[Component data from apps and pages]
########################################
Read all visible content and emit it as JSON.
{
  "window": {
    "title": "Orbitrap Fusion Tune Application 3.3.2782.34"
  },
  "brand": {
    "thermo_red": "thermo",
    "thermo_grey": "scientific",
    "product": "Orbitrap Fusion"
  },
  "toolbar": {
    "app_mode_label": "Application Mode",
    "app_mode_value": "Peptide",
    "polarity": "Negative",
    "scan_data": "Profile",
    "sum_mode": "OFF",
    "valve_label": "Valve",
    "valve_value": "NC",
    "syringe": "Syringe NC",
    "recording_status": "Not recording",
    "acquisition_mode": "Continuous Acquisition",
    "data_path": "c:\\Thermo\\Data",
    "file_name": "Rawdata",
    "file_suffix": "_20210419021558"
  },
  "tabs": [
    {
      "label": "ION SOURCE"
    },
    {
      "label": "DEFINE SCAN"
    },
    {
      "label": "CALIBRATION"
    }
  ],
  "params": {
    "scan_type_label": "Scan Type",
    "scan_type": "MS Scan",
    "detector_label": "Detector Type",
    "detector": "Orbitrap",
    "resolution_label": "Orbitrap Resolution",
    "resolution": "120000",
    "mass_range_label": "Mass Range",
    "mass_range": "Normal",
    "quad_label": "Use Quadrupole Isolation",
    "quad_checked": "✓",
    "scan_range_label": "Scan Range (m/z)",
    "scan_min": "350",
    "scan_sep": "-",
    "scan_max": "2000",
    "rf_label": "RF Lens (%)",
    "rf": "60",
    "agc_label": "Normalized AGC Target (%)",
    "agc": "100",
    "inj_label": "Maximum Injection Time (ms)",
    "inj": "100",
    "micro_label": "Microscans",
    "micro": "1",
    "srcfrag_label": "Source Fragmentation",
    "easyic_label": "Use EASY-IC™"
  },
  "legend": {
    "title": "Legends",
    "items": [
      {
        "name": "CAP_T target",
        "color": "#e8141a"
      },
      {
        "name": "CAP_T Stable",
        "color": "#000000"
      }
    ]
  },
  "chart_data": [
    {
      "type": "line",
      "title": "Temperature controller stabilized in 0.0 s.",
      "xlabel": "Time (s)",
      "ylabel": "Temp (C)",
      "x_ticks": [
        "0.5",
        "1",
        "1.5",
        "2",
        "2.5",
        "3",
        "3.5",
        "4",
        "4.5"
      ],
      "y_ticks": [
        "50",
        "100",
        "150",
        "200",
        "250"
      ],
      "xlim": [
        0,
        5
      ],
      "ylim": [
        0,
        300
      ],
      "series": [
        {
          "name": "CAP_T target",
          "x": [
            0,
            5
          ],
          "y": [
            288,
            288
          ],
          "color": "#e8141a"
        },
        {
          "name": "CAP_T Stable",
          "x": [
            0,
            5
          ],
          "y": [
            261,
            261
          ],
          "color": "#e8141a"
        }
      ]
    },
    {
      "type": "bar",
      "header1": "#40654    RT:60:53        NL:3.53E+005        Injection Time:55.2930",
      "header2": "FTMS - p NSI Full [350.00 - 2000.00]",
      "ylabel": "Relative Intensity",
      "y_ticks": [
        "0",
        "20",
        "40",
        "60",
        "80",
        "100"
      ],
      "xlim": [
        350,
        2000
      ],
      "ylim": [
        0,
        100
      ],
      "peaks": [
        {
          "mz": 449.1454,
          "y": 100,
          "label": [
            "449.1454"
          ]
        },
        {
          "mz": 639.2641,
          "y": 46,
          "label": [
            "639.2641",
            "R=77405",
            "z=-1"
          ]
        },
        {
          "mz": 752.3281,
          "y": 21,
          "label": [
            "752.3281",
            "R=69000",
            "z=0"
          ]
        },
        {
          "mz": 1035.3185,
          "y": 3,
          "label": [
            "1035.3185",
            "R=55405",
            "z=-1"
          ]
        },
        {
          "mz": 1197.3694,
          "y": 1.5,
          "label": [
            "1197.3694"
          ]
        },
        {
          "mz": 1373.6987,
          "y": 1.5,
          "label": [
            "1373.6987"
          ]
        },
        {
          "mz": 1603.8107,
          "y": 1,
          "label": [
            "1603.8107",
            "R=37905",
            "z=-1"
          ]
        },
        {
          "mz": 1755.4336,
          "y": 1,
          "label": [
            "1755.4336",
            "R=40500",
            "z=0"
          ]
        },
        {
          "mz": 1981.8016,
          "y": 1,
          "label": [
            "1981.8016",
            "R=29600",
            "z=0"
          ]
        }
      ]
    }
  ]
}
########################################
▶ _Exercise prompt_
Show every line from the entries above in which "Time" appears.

▶ _Expected output_
    "inj_label": "Maximum Injection Time (ms)",
      "xlabel": "Time (s)",
      "header1": "#40654    RT:60:53        NL:3.53E+005        Injection Time:55.2930",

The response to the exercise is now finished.